Harry Redknapp, having tried to remain respectfully quiet about the manager’s job throughout the duration of the World Cup, could contain himself no longer. As the arms of the players, managers, fans and media criss-crossed in pointing fingers of blame at one another; Redknapp quietly auditioned himself for the job, starting in his column in The Sun.
“What English man wouldn’t want the job?” Well my first guess would be Steve McClaren, and my second guess would be reserved for any sane human being who doesn’t want the press camping on his lawn and becoming a national hate figure.
In fact, Harry Redknapp approached the situation with all the dignity and respect of – well – Harry Redknapp. Will he take the job having guided Tottenham to Champions’ League football? I’m sure whoever offers him the most money will end up getting his undivided attention.
Roy Hodgson is set to turn down the chance to be hated by the nation and will instead opt to just being hated within Liverpool.
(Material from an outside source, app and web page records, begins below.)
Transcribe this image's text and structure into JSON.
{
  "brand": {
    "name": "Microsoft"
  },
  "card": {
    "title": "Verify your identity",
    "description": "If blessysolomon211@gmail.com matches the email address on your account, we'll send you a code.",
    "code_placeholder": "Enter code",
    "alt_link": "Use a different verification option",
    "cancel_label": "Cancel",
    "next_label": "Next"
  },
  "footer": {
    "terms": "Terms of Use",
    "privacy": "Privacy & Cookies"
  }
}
Martin O’Neill is Northern Irish, which somewhat backtracks on our jingoistic belief that we must have an English manager once more. Furthermore, Sam Allardyce is too dull, David Beckham too dumb, and Steve Coppell too dire to become the manager of a nation.
And anyone who thinks that any of the aforementioned managers could inspire our collection of players any more so than Capello could manage is wrong.
Yes, the flaws of the team and formation could be seen in the Mexico and Japan matches prior to the World Cup – two teams who reached the same stage as us no less. Yes, Capello opted to overlook Darren Bent which did not endear him to Sunderland fans whatsoever. And yes, our team step off the plane as humiliated losers.
But we could do a lot worse than Capello, and if we replace him now, I have no doubt that we will.
I agree that there should be a change of personnel. Just I believe it should be in the boardroom and on the pitch – just not on the sidelines. The FA wants shaken up, the players just want shaken but I’d rather have Capello in charge than Messrs Redknapp, Allardyce et al.
Fabio Capello; you have my backing. I like to think that is at least of equal value to you as similar words of the lips of Phil Gartside.